Airway Management/methods , COVID-19/therapy , Emergency Service, Hospital/statistics & numerical data , Intubation, Intratracheal/methods , Intubation, Intratracheal/standards , Adult , Aged , Airway Management/standards , Airway Management/statistics & numerical data , Australia , COVID-19/epidemiology , Female , Humans , Intubation, Intratracheal/adverse effects , Laryngoscopy/adverse effects , Laryngoscopy/methods , Male , Middle Aged , Pandemics , Prospective Studies , Quality Improvement , SARS-CoV-2
PLoS One ; 16(5): e0251523, 2021.
Article in English | MEDLINE | ID: covidwho-1219018


BACKGROUND: This paper aimed to describe the airway practices of intensive care units (ICUs) in Australia and New Zealand specific to patients presenting with COVID-19 and to inform whether consistent clinical practice was achieved. Specific clinical airway guidelines were endorsed in March 2020 by the Australian and New Zealand Intensive Care Society (ANZICS) and College of Intensive Care Medicine (CICM). METHODS AND FINDINGS: Prospective, structured questionnaire for all ICU directors in Australia and New Zealand was completed by 69 ICU directors after email invitation from ANZICS. The online questionnaire was accessible for three weeks during September 2020 and analysed by cloud-based software. Basic ICU demographics (private or public, metropolitan or rural) and location, purchasing, airway management practices, guideline uptake, checklist and cognitive aid use and staff training relevant to airway management during the COVID-19 pandemic were the main outcome measures.
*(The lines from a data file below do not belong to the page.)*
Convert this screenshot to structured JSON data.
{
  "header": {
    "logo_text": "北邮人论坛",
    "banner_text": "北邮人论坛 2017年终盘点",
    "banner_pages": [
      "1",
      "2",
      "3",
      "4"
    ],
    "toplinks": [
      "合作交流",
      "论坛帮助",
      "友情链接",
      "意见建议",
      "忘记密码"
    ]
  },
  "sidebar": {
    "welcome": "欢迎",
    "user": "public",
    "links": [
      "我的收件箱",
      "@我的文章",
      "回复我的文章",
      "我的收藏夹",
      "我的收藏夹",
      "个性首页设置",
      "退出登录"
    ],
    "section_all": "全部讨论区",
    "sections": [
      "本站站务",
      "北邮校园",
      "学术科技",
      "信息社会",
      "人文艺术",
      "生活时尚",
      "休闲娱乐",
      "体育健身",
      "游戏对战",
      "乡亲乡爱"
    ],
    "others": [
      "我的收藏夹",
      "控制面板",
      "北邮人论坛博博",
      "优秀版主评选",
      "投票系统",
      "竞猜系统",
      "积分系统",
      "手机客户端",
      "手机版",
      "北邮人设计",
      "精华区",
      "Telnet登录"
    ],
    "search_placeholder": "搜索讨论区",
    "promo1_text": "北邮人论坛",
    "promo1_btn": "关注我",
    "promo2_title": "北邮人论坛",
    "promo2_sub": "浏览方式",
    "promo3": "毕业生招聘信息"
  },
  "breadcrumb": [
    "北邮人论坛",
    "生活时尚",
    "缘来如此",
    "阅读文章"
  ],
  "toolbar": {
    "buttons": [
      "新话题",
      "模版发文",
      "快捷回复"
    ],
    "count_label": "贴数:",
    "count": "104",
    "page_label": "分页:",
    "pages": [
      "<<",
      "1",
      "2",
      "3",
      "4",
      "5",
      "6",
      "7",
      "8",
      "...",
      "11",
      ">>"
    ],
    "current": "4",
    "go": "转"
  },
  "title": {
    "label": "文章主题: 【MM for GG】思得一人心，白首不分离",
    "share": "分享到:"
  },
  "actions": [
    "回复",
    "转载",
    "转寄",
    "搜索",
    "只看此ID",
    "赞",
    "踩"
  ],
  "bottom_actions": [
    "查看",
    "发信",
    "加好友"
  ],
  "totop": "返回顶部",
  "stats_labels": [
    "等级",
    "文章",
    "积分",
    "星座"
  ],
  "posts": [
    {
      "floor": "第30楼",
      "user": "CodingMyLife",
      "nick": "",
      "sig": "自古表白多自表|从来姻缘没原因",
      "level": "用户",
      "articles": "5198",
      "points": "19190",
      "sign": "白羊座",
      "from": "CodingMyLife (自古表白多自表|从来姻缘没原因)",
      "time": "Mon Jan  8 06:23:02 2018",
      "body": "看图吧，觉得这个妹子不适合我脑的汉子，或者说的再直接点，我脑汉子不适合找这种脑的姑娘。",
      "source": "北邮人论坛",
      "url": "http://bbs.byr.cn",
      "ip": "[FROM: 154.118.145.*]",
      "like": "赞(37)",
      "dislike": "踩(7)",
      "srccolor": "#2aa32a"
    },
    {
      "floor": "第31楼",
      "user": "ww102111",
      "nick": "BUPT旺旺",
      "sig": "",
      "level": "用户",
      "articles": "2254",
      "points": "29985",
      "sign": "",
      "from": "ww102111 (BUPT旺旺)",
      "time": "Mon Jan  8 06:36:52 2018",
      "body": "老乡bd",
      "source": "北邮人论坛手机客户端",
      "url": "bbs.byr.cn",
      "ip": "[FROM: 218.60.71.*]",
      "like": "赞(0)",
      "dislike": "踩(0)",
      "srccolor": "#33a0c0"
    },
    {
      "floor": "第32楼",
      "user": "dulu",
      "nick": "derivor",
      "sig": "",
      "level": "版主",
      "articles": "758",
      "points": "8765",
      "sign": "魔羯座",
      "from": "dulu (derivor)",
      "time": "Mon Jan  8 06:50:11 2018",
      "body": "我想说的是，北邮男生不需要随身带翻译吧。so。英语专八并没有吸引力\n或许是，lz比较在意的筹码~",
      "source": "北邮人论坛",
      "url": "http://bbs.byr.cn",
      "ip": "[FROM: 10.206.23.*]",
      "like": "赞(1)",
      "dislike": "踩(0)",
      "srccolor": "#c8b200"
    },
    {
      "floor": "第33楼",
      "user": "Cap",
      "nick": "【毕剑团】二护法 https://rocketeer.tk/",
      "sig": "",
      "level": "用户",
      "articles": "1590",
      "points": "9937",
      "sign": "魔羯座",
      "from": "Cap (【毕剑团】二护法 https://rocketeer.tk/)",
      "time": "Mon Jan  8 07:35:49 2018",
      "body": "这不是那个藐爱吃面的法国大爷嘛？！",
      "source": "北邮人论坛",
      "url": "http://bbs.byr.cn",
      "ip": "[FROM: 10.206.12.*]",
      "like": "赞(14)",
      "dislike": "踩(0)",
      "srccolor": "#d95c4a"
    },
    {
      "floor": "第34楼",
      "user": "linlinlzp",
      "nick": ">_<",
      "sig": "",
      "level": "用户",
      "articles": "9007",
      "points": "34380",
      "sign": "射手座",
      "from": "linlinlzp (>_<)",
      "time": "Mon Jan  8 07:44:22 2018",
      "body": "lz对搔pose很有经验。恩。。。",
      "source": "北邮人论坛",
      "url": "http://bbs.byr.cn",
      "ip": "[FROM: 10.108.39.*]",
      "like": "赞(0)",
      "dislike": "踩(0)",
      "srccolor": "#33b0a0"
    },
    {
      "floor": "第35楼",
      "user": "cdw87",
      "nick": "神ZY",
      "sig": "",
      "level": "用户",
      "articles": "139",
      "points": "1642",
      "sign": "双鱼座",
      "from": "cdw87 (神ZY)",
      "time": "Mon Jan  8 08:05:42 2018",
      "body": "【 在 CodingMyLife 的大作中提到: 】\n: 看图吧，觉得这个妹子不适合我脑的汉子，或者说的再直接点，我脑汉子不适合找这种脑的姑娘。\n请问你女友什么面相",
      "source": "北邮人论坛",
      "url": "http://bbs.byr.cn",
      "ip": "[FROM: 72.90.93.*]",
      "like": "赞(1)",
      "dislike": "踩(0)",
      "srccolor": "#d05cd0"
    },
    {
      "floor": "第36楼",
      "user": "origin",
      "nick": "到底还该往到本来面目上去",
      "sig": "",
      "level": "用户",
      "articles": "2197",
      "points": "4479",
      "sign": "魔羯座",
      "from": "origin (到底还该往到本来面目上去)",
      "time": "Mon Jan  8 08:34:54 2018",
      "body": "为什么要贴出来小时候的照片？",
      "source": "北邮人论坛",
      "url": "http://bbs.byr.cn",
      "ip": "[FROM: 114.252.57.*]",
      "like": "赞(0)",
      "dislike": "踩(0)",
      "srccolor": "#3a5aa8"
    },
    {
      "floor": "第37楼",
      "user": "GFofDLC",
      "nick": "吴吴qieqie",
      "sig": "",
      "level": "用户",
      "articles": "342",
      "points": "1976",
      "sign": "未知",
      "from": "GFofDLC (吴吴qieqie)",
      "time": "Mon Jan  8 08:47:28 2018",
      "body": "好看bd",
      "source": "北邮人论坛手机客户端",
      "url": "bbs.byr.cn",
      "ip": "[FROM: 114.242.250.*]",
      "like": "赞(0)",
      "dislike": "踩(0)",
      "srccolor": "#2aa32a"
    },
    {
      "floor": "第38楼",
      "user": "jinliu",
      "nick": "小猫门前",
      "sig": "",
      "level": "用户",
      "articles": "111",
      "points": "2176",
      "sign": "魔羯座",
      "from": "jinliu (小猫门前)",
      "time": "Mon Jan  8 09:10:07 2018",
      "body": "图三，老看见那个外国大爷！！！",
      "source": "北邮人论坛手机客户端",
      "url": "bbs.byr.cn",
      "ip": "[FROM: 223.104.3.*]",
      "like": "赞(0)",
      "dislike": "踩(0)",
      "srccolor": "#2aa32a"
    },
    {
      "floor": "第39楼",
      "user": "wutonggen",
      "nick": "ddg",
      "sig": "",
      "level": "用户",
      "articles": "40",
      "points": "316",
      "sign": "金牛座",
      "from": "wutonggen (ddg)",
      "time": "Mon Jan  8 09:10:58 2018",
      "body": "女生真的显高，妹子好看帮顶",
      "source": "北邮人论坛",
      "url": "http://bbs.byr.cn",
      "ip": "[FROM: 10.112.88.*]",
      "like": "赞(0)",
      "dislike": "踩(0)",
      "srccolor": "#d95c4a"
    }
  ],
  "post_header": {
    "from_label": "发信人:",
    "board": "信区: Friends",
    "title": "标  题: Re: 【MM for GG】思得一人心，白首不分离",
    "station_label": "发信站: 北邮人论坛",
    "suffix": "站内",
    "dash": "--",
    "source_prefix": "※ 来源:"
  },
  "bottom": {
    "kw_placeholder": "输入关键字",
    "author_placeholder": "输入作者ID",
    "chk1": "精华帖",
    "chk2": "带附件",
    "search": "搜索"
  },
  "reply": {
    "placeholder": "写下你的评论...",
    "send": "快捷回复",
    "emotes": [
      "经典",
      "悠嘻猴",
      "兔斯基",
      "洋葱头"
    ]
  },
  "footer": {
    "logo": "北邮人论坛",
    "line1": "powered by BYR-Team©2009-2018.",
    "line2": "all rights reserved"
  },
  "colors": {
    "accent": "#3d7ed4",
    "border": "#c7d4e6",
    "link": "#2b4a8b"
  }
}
The 69 ICU directors reported significant simulation-based inter-professional airway training of staff (97%), and use of video laryngoscopy (94%), intubation checklists (94%), cognitive aids (83%) and PPE "spotters" (89%) during the airway management of patients with COVID-19. Tracheal intubation was almost always performed by a Specialist (97% of ICUs), who was more likely to be an intensivist than an anaesthetist (61% vs 36%). There was a more frequent adoption of specific airway guidelines for the management of COVID-19 patients in public ICUs (94% vs 71%) and reliance on specialist intensivists to perform intubations in private ICUs (92% vs 53%). CONCLUSION: There was a high uptake of a standardised approach to airway management in COVID-19 patients in ICUs in Australia and New Zealand, likely due to endorsement of national guidelines.

Airway Management , COVID-19/epidemiology , Airway Management/statistics & numerical data , Australia/epidemiology , COVID-19/pathology , COVID-19/virology , Guidelines as Topic , Humans , Intensive Care Units , New Zealand/epidemiology , Pandemics , Personal Protective Equipment/statistics & numerical data , Physician Executives/psychology , Prospective Studies , SARS-CoV-2/isolation & purification , Surveys and Questionnaires